If we're all expecting a headset, and instead get a whole host of new Macs, then you'll get literally breathless coverage of all those Macs since us journalists will be running to catch up with the news in real time, which makes Apple's products seem more exciting than they might actually be.

If Apple does announce a headset, then it is officially off its game

Tim Cook Apple

(Image credit: Apple)

When Apple announced its new MacBook Air (M2), I was genuinely heartbroken. I hate the colors of the new MacBook Air and the tease we all got of the new colorful Mac products hinted at by the 2021 iMac increasingly looks like it was a one-off. Apple is sticking with Space Grey, Silver, and whatever the other two colors are. I couldn't care less, and it showed a rare misstep for Apple in judging the market.

Every other laptop manufacturer is moving away, quickly, from Apple's conservative colorways that five or ten years ago companies couldn't rush to copy quick enough. The most exciting laptops on the horizon aren't MacBook clones, they are a kaleidoscope of colors and styles that let customers personalize their laptop to fit in with their lifestyle. 

Quite frankly, Apple's MacBooks look old-fashioned and out of date. It's not 2015 anymore, and making the MacBook a bit more blocky and with a colorway of a 2008 Dell Inspiron ain't going to cut it. Apple, normally a trend-setter, is behind the times in a way I found shocking last year, and it still kinda shocks me to this day. 

The MacBook Air might be the best laptop for most people, but not the latest one; the one before it, the M1 MacBook Air. It was the last MacBook that anyone should really bother with that isn't a creative professional, and even they have a compelling reason to just get a suped-up M1 Air. Personally, I wouldn't even have put the last MacBook Air on our best MacBook list based on the price increase alone, but that's a difference of opinion here at TechRadar.

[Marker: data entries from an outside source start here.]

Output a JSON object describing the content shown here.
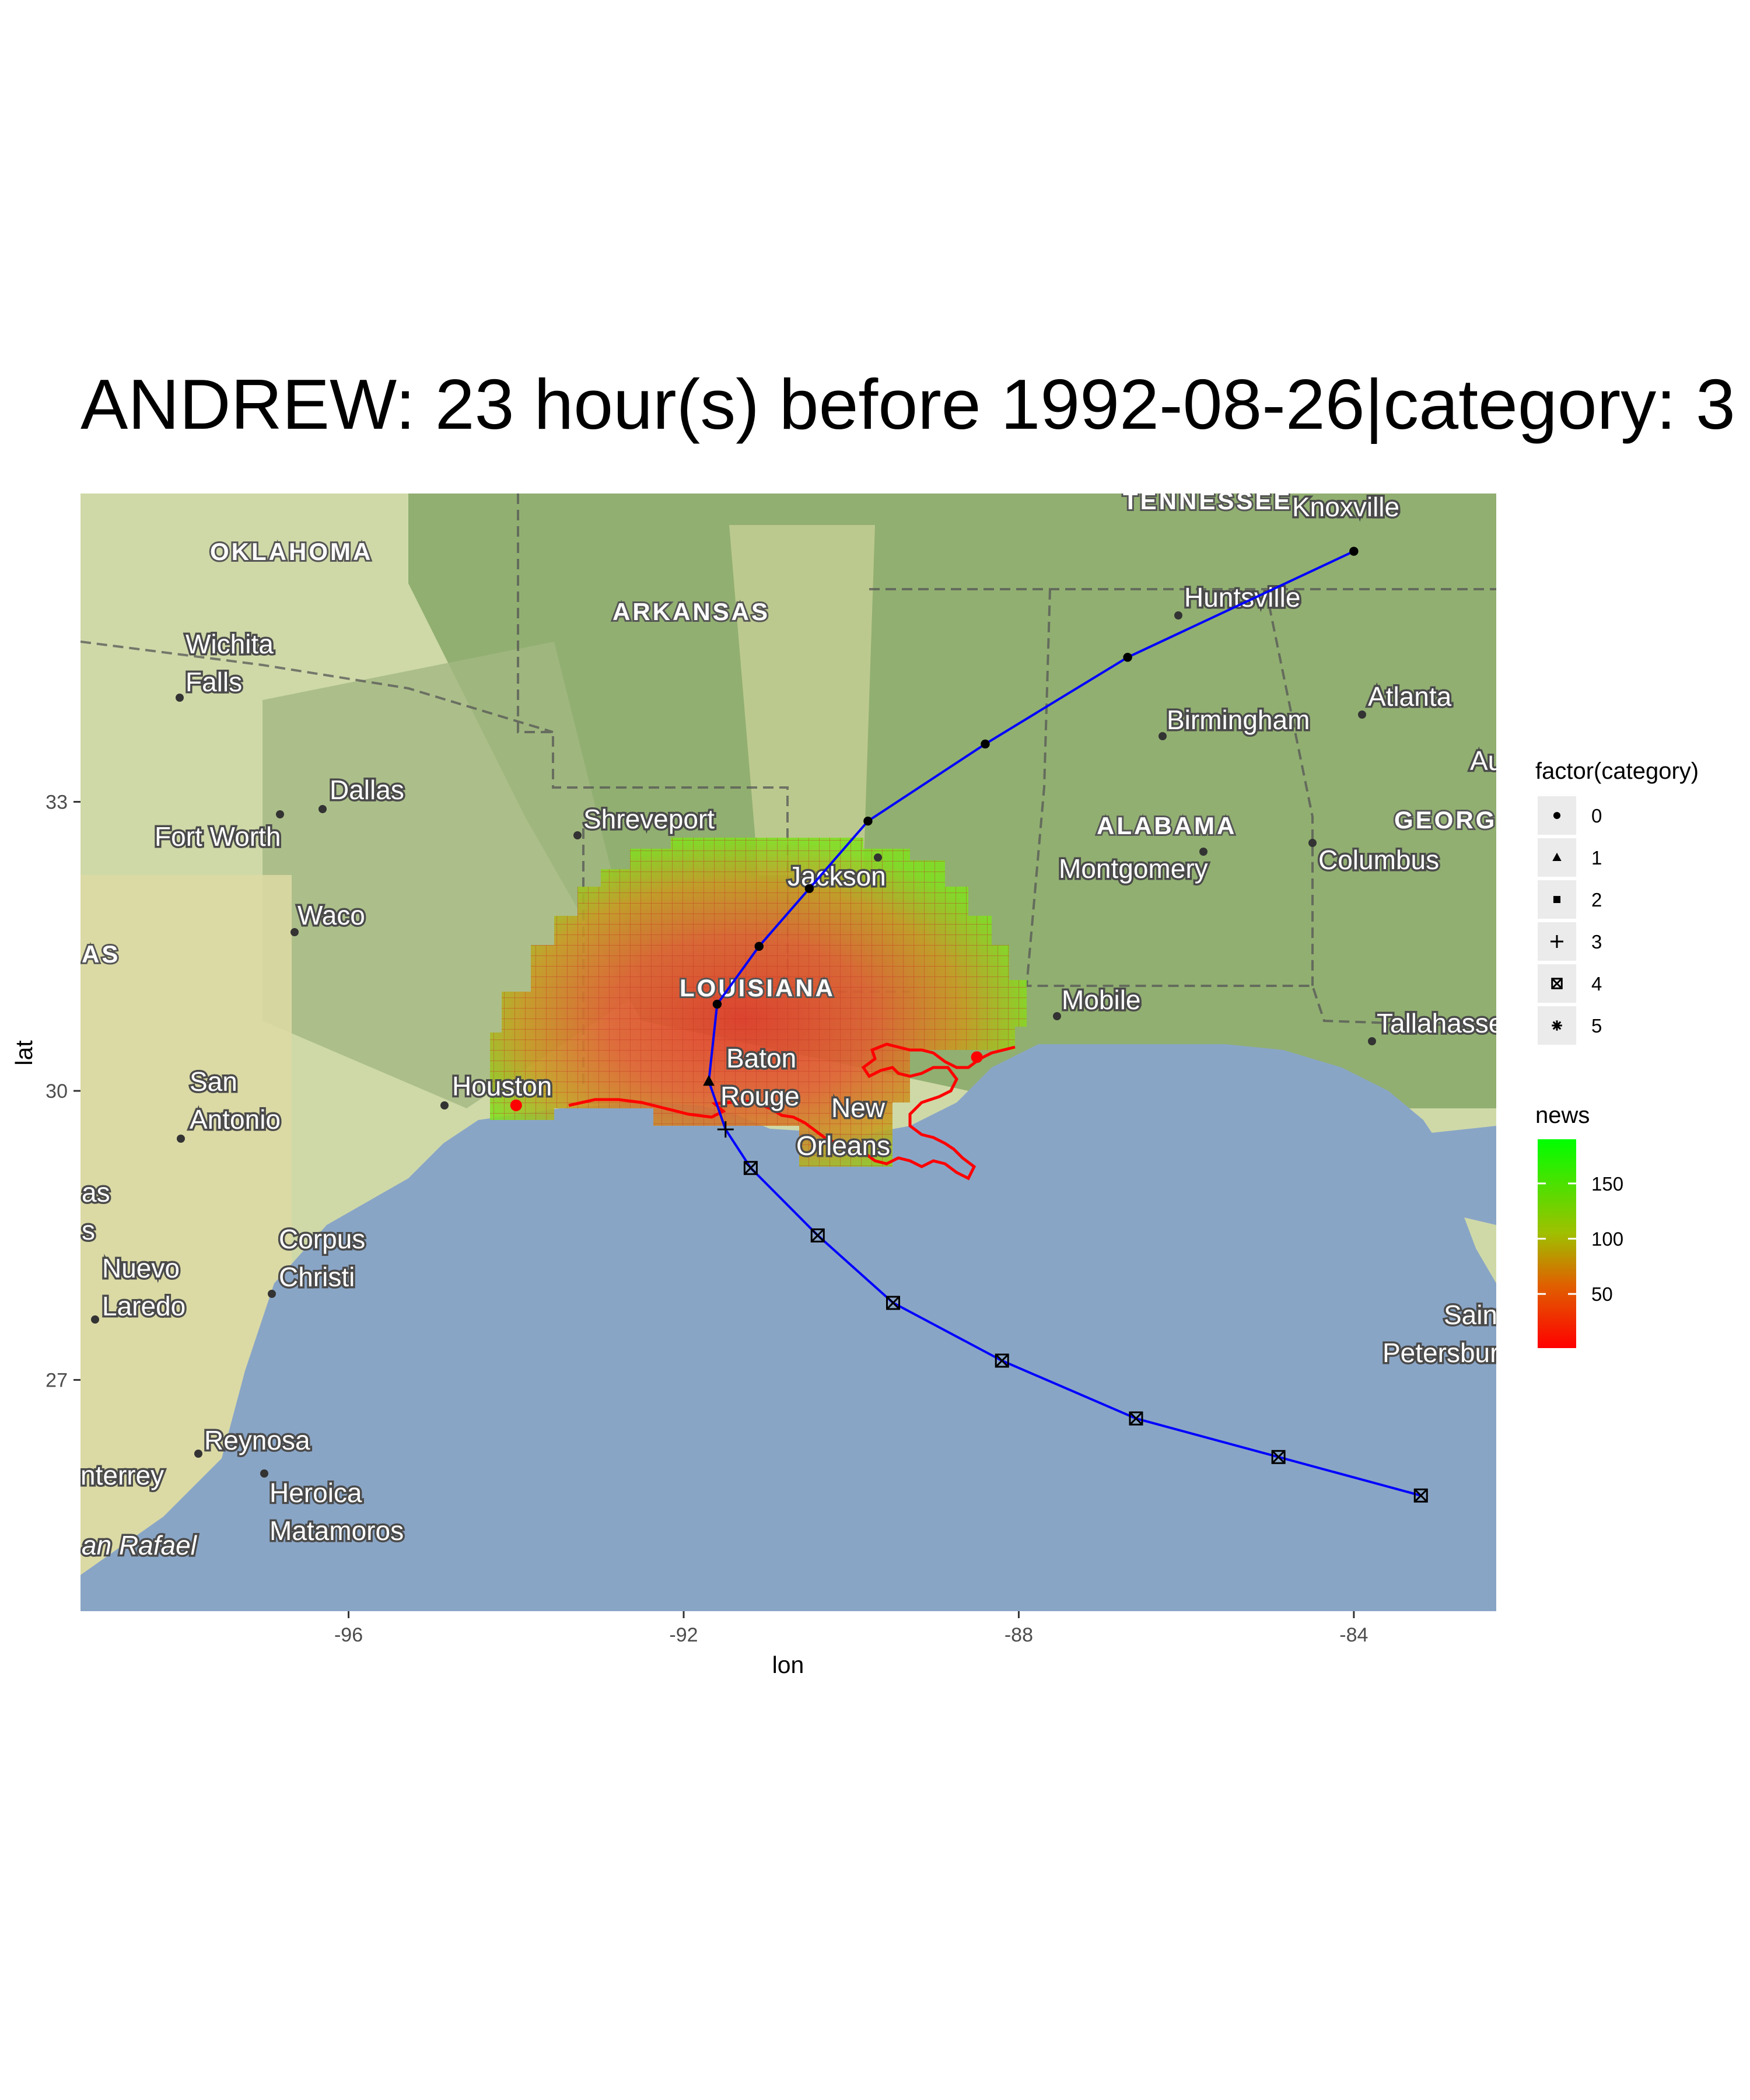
{
  "title": "ANDREW: 23 hour(s) before 1992-08-26|category: 3",
  "chart_data": {
    "type": "map",
    "xlabel": "lon",
    "ylabel": "lat",
    "xlim": [
      -99.2,
      -82.3
    ],
    "ylim": [
      24.6,
      36.2
    ],
    "x_ticks": [
      -96,
      -92,
      -88,
      -84
    ],
    "x_tick_labels": [
      "-96",
      "-92",
      "-88",
      "-84"
    ],
    "y_ticks": [
      27,
      30,
      33
    ],
    "y_tick_labels": [
      "27",
      "30",
      "33"
    ],
    "track_color": "#0000ff",
    "track": [
      {
        "lon": -83.2,
        "lat": 25.8,
        "category": 4
      },
      {
        "lon": -84.9,
        "lat": 26.2,
        "category": 4
      },
      {
        "lon": -86.6,
        "lat": 26.6,
        "category": 4
      },
      {
        "lon": -88.2,
        "lat": 27.2,
        "category": 4
      },
      {
        "lon": -89.5,
        "lat": 27.8,
        "category": 4
      },
      {
        "lon": -90.4,
        "lat": 28.5,
        "category": 4
      },
      {
        "lon": -91.2,
        "lat": 29.2,
        "category": 4
      },
      {
        "lon": -91.5,
        "lat": 29.6,
        "category": 3
      },
      {
        "lon": -91.7,
        "lat": 30.1,
        "category": 1
      },
      {
        "lon": -91.6,
        "lat": 30.9,
        "category": 0
      },
      {
        "lon": -91.1,
        "lat": 31.5,
        "category": 0
      },
      {
        "lon": -90.5,
        "lat": 32.1,
        "category": 0
      },
      {
        "lon": -89.8,
        "lat": 32.8,
        "category": 0
      },
      {
        "lon": -88.4,
        "lat": 33.6,
        "category": 0
      },
      {
        "lon": -86.7,
        "lat": 34.5,
        "category": 0
      },
      {
        "lon": -84.0,
        "lat": 35.6,
        "category": 0
      }
    ],
    "heat_field_color_low": "#ff0000",
    "heat_field_color_high": "#00ff00",
    "coastline_color": "#ff0000",
    "endpoint_markers": [
      {
        "lon": -94.0,
        "lat": 29.85
      },
      {
        "lon": -88.5,
        "lat": 30.35
      }
    ],
    "legend_category": {
      "title": "factor(category)",
      "entries": [
        {
          "label": "0",
          "shape": "circle"
        },
        {
          "label": "1",
          "shape": "triangle"
        },
        {
          "label": "2",
          "shape": "square"
        },
        {
          "label": "3",
          "shape": "plus"
        },
        {
          "label": "4",
          "shape": "boxed-x"
        },
        {
          "label": "5",
          "shape": "asterisk"
        }
      ]
    },
    "legend_news": {
      "title": "news",
      "labels": [
        "150",
        "100",
        "50"
      ],
      "breaks": [
        150,
        100,
        50
      ],
      "range": [
        1,
        190
      ],
      "colors": [
        "#00ff00",
        "#ff0000"
      ]
    }
  },
  "map_labels": {
    "states": [
      "OKLAHOMA",
      "ARKANSAS",
      "LOUISIANA",
      "ALABAMA",
      "TENNESSEE",
      "GEORGI",
      "AS"
    ],
    "cities": [
      "Wichita",
      "Falls",
      "Dallas",
      "Fort Worth",
      "Waco",
      "Shreveport",
      "Jackson",
      "Huntsville",
      "Birmingham",
      "Atlanta",
      "Montgomery",
      "Columbus",
      "Mobile",
      "Tallahassee",
      "Houston",
      "San",
      "Antonio",
      "Baton",
      "Rouge",
      "New",
      "Orleans",
      "Corpus",
      "Christi",
      "Nuevo",
      "Laredo",
      "Reynosa",
      "nterrey",
      "Heroica",
      "Matamoros",
      "Saint",
      "Petersburg",
      "Knoxville",
      "Au",
      "as",
      "s",
      "an Rafael"
    ]
  }
}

Any way you cut it though, the latest MacBook Air was a bit of a whiff for Apple, and it's evidenced by its declining sales. Yes, all laptops are down, but Apple generally has been able to buck those kinds of trends. But I think not enough is said about how it missed the market with its last MacBook launch, and if it does announce a headset, it will be a major red flag about the direction of the company. One mistake can be written off, but two in two years is a worrying sign that the trillion-dollar company has lost the thread. 

Hope springs eternal, though. Maybe Apple does surprise us all at this year's WWDC — with a purple MacBook. A boy can dream.

John Loeffler
Components Editor

John (He/Him) is the Components Editor here at TechRadar and he is also a programmer, gamer, activist, and Brooklyn College alum currently living in Brooklyn, NY. 

Named by the CTA as a CES 2020 Media Trailblazer for his science and technology reporting, John specializes in all areas of computer science, including industry news, hardware reviews, PC gaming, as well as general science writing and the social impact of the tech industry.

You can find him online on Threads @johnloeffler.

Currently playing: Baldur's Gate 3 (just like everyone else).